“My whole career has been focused on, how do I elect more Republicans — not how do I cannibalize Republicans,” Gingrich said in an interview with Fox News. “I think Bannon is going to spend enormous amount of money on the wrong targets in the wrong way.”

Some Republicans on Capitol Hill downplayed Bannon’s threat.

Senator Cory Gardner of Colorado, the chairman of the National Republican Senatorial Committee, said Bannon is helping the party in some instances, backing candidates for Democrat-held or open seats who have a good chance of prevailing in their general elections in states like West Virginia and Tennessee.

Despite the president’s public overtures on Monday, his ability to work in partnership with McConnell is unclear as they confront complicated legislative goals such as overhauling the tax code and acting on immigration.

During the news conference, Trump said that he was drafting an economic development bill — but hadn’t yet filled in the top Senate Republican.

“I haven’t even told Mitch because I want to focus on tax cuts and some other things right now,” Trump said.
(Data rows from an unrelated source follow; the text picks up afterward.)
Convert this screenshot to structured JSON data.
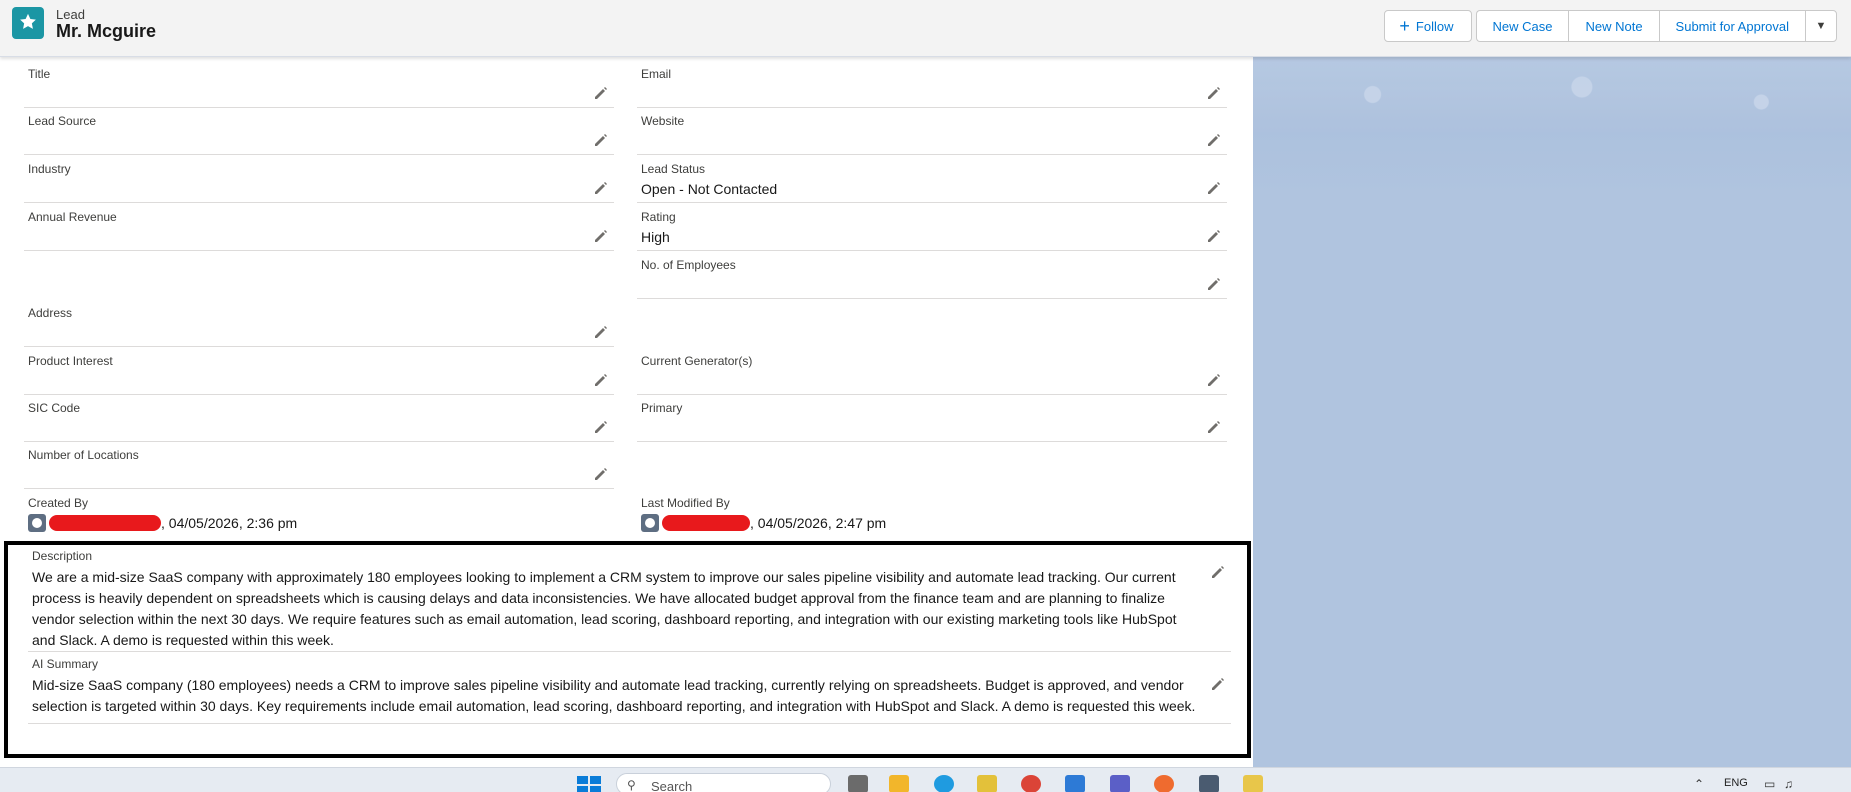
{
  "header": {
    "object_label": "Lead",
    "record_name": "Mr. Mcguire",
    "follow_label": "Follow",
    "new_case_label": "New Case",
    "new_note_label": "New Note",
    "submit_label": "Submit for Approval"
  },
  "fields_left": [
    {
      "label": "Title",
      "value": ""
    },
    {
      "label": "Lead Source",
      "value": ""
    },
    {
      "label": "Industry",
      "value": ""
    },
    {
      "label": "Annual Revenue",
      "value": ""
    },
    {
      "label": "Address",
      "value": ""
    },
    {
      "label": "Product Interest",
      "value": ""
    },
    {
      "label": "SIC Code",
      "value": ""
    },
    {
      "label": "Number of Locations",
      "value": ""
    }
  ],
  "fields_right": [
    {
      "label": "Email",
      "value": ""
    },
    {
      "label": "Website",
      "value": ""
    },
    {
      "label": "Lead Status",
      "value": "Open - Not Contacted"
    },
    {
      "label": "Rating",
      "value": "High"
    },
    {
      "label": "No. of Employees",
      "value": ""
    },
    {
      "label": "Current Generator(s)",
      "value": ""
    },
    {
      "label": "Primary",
      "value": ""
    }
  ],
  "created_by": {
    "label": "Created By",
    "date": ", 04/05/2026, 2:36 pm"
  },
  "modified_by": {
    "label": "Last Modified By",
    "date": ", 04/05/2026, 2:47 pm"
  },
  "description": {
    "label": "Description",
    "text": "We are a mid-size SaaS company with approximately 180 employees looking to implement a CRM system to improve our sales pipeline visibility and automate lead tracking. Our current process is heavily dependent on spreadsheets which is causing delays and data inconsistencies. We have allocated budget approval from the finance team and are planning to finalize vendor selection within the next 30 days. We require features such as email automation, lead scoring, dashboard reporting, and integration with our existing marketing tools like HubSpot and Slack. A demo is requested within this week."
  },
  "ai_summary": {
    "label": "AI Summary",
    "text": "Mid-size SaaS company (180 employees) needs a CRM to improve sales pipeline visibility and automate lead tracking, currently relying on spreadsheets. Budget is approved, and vendor selection is targeted within 30 days. Key requirements include email automation, lead scoring, dashboard reporting, and integration with HubSpot and Slack. A demo is requested this week."
  },
  "taskbar": {
    "search_placeholder": "Search",
    "language": "ENG"
  },
  "colors": {
    "brand": "#0176d3",
    "lead_icon": "#1b96a4",
    "redaction": "#e8191c"
  }
}
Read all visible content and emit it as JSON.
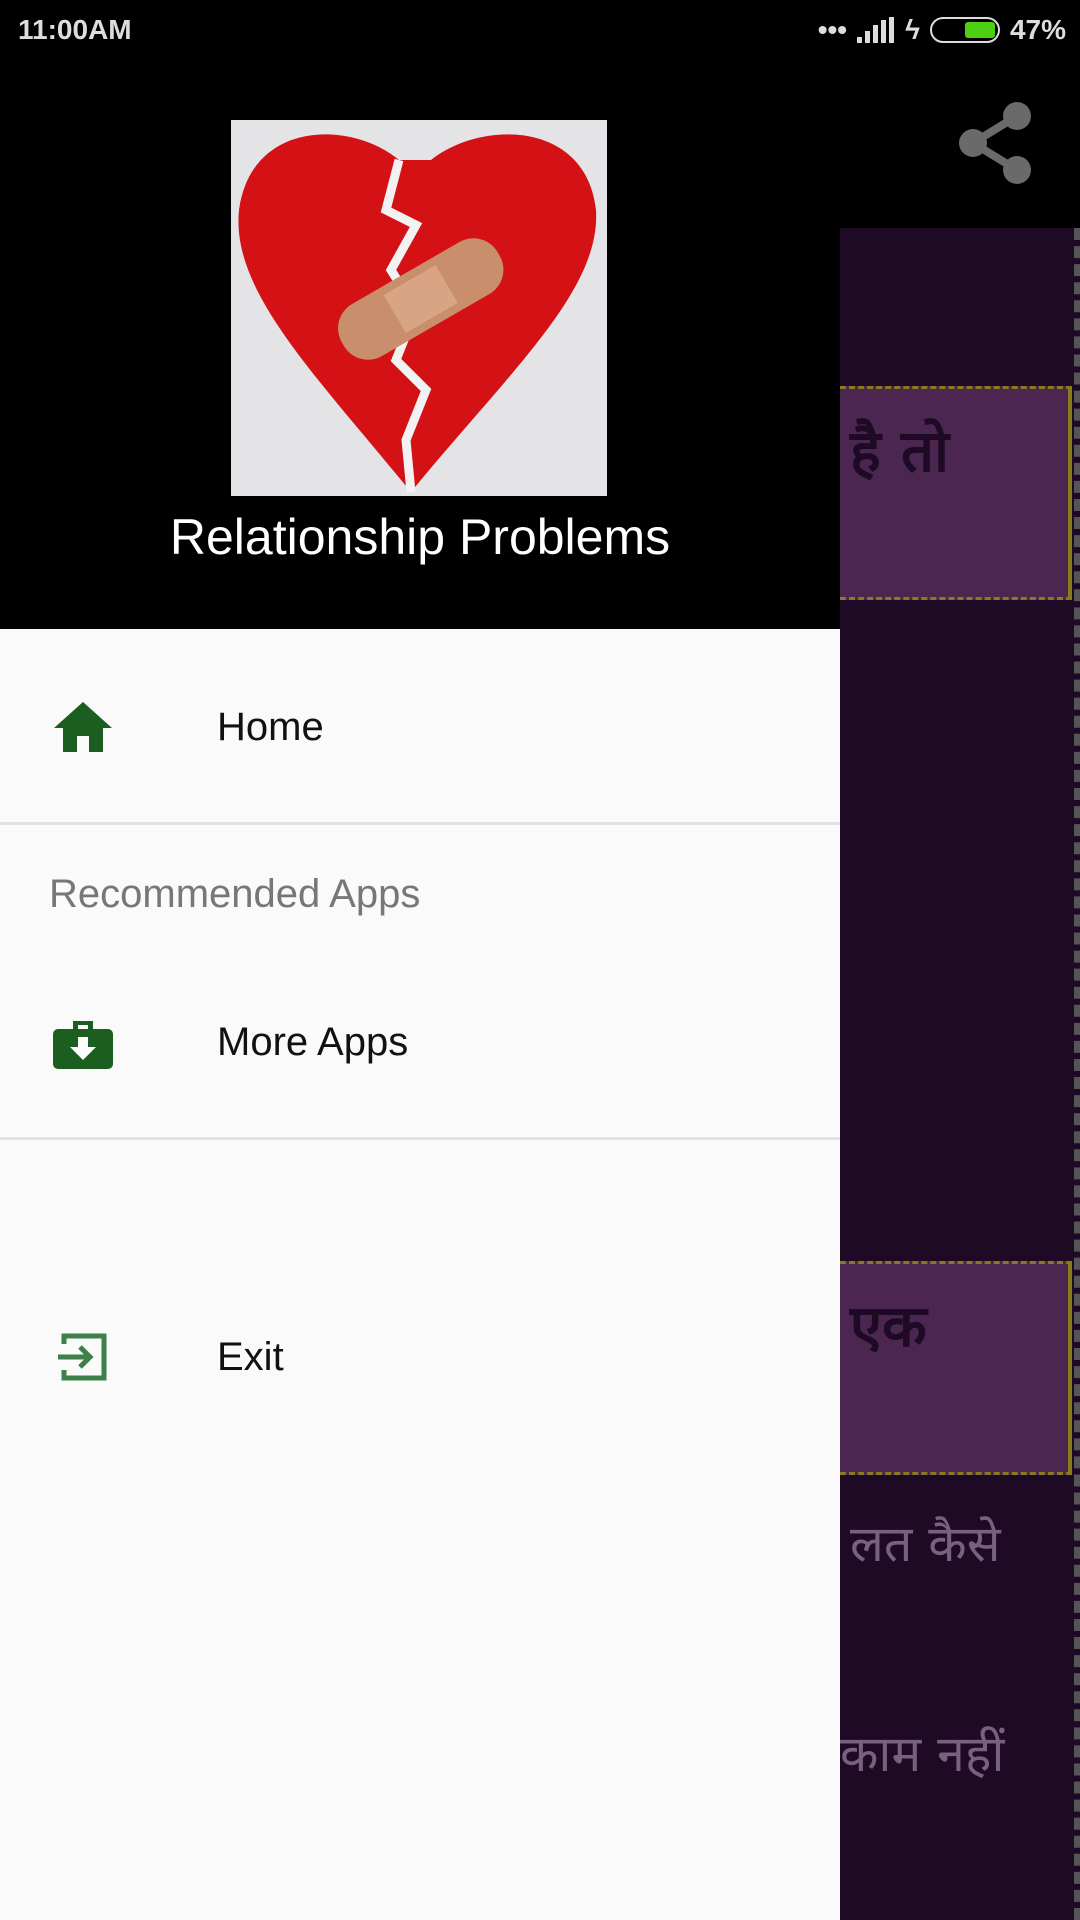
{
  "status_bar": {
    "time": "11:00AM",
    "battery": "47%",
    "battery_level": 0.47
  },
  "background": {
    "cards": [
      "है तो",
      "एक"
    ],
    "lines": [
      "लत कैसे",
      "काम नहीं"
    ]
  },
  "drawer": {
    "title": "Relationship Problems",
    "items": [
      {
        "label": "Home",
        "icon": "home-icon"
      },
      {
        "label": "More Apps",
        "icon": "briefcase-download-icon"
      },
      {
        "label": "Exit",
        "icon": "exit-icon"
      }
    ],
    "section_label": "Recommended Apps"
  },
  "colors": {
    "icon_green": "#1b5e20",
    "content_bg": "#1e0a25",
    "card_bg": "#4a2650"
  }
}
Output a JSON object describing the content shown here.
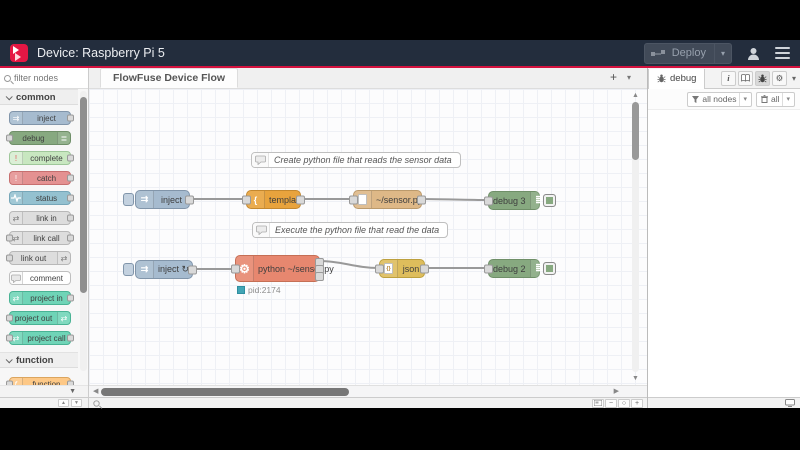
{
  "header": {
    "title": "Device: Raspberry Pi 5",
    "deploy_label": "Deploy"
  },
  "palette": {
    "filter_placeholder": "filter nodes",
    "categories": [
      {
        "label": "common"
      },
      {
        "label": "function"
      }
    ],
    "common_items": [
      "inject",
      "debug",
      "complete",
      "catch",
      "status",
      "link in",
      "link call",
      "link out",
      "comment",
      "project in",
      "project out",
      "project call"
    ],
    "function_items": [
      "function"
    ]
  },
  "workspace": {
    "tab": "FlowFuse Device Flow",
    "comments": [
      "Create python file that reads the sensor data",
      "Execute the python file that read the data"
    ],
    "nodes": {
      "inject1": "inject",
      "template": "template",
      "file": "~/sensor.py",
      "debug3": "debug 3",
      "inject2": "inject ↻",
      "exec": "python ~/sensor.py",
      "json": "json",
      "debug2": "debug 2"
    },
    "exec_status": "pid:2174"
  },
  "sidebar": {
    "tab_label": "debug",
    "filter_nodes_label": "all nodes",
    "clear_all_label": "all"
  },
  "icons": {
    "add": "+",
    "caret_down": "▾",
    "chevron_up": "▲",
    "chevron_down": "▼",
    "arrow_left": "◀",
    "arrow_right": "▶",
    "zoom_minus": "−",
    "zoom_reset": "○",
    "zoom_plus": "+",
    "gear": "⚙",
    "inject_arrows": "⇉",
    "debug_list": "≣",
    "exclaim": "!",
    "link_arrows": "⇄",
    "function_f": "ƒ",
    "brace": "{",
    "braces": "{}",
    "info": "i",
    "scroll_up": "▲",
    "scroll_down": "▼"
  },
  "colors": {
    "accent_red": "#d5113e",
    "header_bg": "#232d3d",
    "logo_red": "#e51744",
    "node_inject": "#a6bbcf",
    "node_debug": "#87a980",
    "node_complete": "#c8e7c0",
    "node_catch": "#e49191",
    "node_status": "#94c1d0",
    "node_link": "#dddddd",
    "node_comment": "#ffffff",
    "node_project": "#6fd4b7",
    "node_function": "#fdc886",
    "node_template": "#e8a33d",
    "node_file": "#deb887",
    "node_exec": "#e7876f",
    "node_json": "#debd5c",
    "status_dot": "#43a5b5",
    "wire": "#999999"
  }
}
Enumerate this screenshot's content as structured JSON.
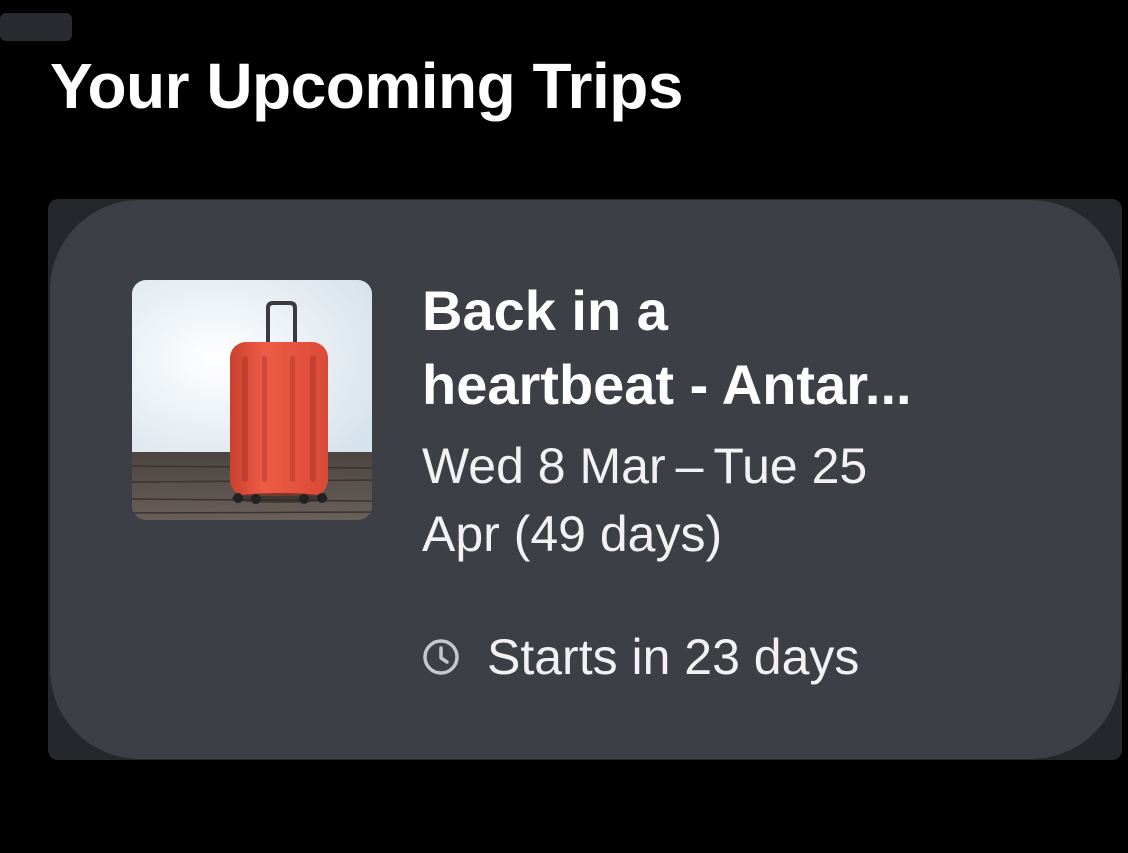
{
  "header": {
    "title": "Your Upcoming Trips"
  },
  "trip": {
    "title_line1": "Back in a",
    "title_line2": "heartbeat - Antar...",
    "dates_line1": "Wed 8 Mar – Tue 25",
    "dates_line2": "Apr (49 days)",
    "countdown": "Starts in 23 days",
    "image_icon": "suitcase-image",
    "countdown_icon": "clock-icon"
  },
  "colors": {
    "background": "#000000",
    "card": "#3d3f46",
    "text": "#ffffff",
    "icon": "#c7c7cc",
    "suitcase": "#e8553f"
  }
}
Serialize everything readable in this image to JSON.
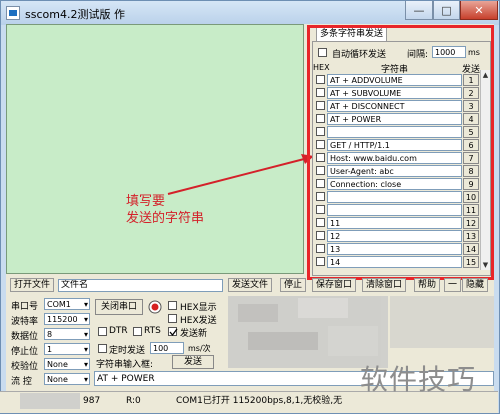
{
  "window": {
    "title": "sscom4.2测试版 作",
    "minimize": "—",
    "maximize": "□",
    "close": "✕"
  },
  "multi_send": {
    "tab_label": "多条字符串发送",
    "auto_loop_label": "自动循环发送",
    "interval_label": "间隔:",
    "interval_value": "1000",
    "interval_unit": "ms",
    "col_hex": "HEX",
    "col_string": "字符串",
    "col_send": "发送",
    "rows": [
      {
        "text": "AT + ADDVOLUME",
        "btn": "1"
      },
      {
        "text": "AT + SUBVOLUME",
        "btn": "2"
      },
      {
        "text": "AT + DISCONNECT",
        "btn": "3"
      },
      {
        "text": "AT + POWER",
        "btn": "4"
      },
      {
        "text": "",
        "btn": "5"
      },
      {
        "text": "GET / HTTP/1.1",
        "btn": "6"
      },
      {
        "text": "Host: www.baidu.com",
        "btn": "7"
      },
      {
        "text": "User-Agent: abc",
        "btn": "8"
      },
      {
        "text": "Connection: close",
        "btn": "9"
      },
      {
        "text": "",
        "btn": "10"
      },
      {
        "text": "",
        "btn": "11"
      },
      {
        "text": "11",
        "btn": "12"
      },
      {
        "text": "12",
        "btn": "13"
      },
      {
        "text": "13",
        "btn": "14"
      },
      {
        "text": "14",
        "btn": "15"
      }
    ]
  },
  "annotation": {
    "line1": "填写要",
    "line2": "发送的字符串"
  },
  "toolbar": {
    "open_file": "打开文件",
    "file_name": "文件名",
    "send_file": "发送文件",
    "stop": "停止",
    "save_window": "保存窗口",
    "clear_window": "清除窗口",
    "help": "帮助",
    "dash": "一",
    "hide": "隐藏"
  },
  "serial": {
    "port_label": "串口号",
    "port_value": "COM1",
    "baud_label": "波特率",
    "baud_value": "115200",
    "data_label": "数据位",
    "data_value": "8",
    "stop_label": "停止位",
    "stop_value": "1",
    "parity_label": "校验位",
    "parity_value": "None",
    "flow_label": "流 控",
    "flow_value": "None",
    "close_port": "关闭串口",
    "hex_display": "HEX显示",
    "hex_send": "HEX发送",
    "dtr": "DTR",
    "rts": "RTS",
    "send_newline": "发送新",
    "timed_send": "定时发送",
    "timed_value": "100",
    "timed_unit": "ms/次",
    "input_label": "字符串输入框:",
    "send_btn": "发送",
    "input_value": "AT + POWER"
  },
  "status": {
    "s_count": "987",
    "r_count": "R:0",
    "port_status": "COM1已打开  115200bps,8,1,无校验,无"
  },
  "watermark": "软件技巧"
}
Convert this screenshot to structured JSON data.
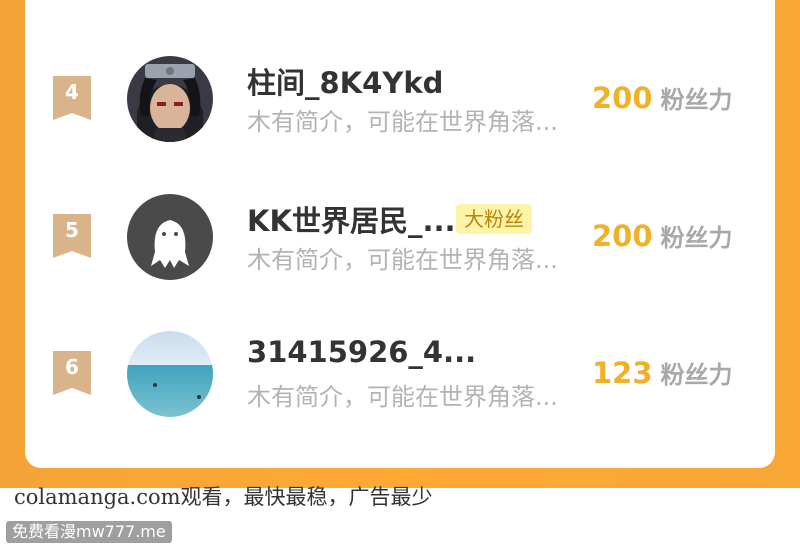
{
  "rows": [
    {
      "rank": "4",
      "name": "柱间_8K4Ykd",
      "badge": "",
      "bio": "木有简介，可能在世界角落...",
      "fans_count": "200",
      "fans_label": "粉丝力",
      "avatar": "ninja-avatar"
    },
    {
      "rank": "5",
      "name": "KK世界居民_...",
      "badge": "大粉丝",
      "bio": "木有简介，可能在世界角落...",
      "fans_count": "200",
      "fans_label": "粉丝力",
      "avatar": "default-ghost-avatar"
    },
    {
      "rank": "6",
      "name": "31415926_4...",
      "badge": "",
      "bio": "木有简介，可能在世界角落...",
      "fans_count": "123",
      "fans_label": "粉丝力",
      "avatar": "sea-avatar"
    }
  ],
  "footer": {
    "text": "colamanga.com观看，最快最稳，广告最少"
  },
  "watermark": {
    "text": "免费看漫mw777.me"
  },
  "colors": {
    "accent": "#ffa933",
    "fans": "#f0b12a",
    "rank_badge": "#d9b48a",
    "badge_bg": "#fff3a8"
  }
}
— With assistance by Laura Litvan, Sahil Kapur, and Toluse Olorunnipa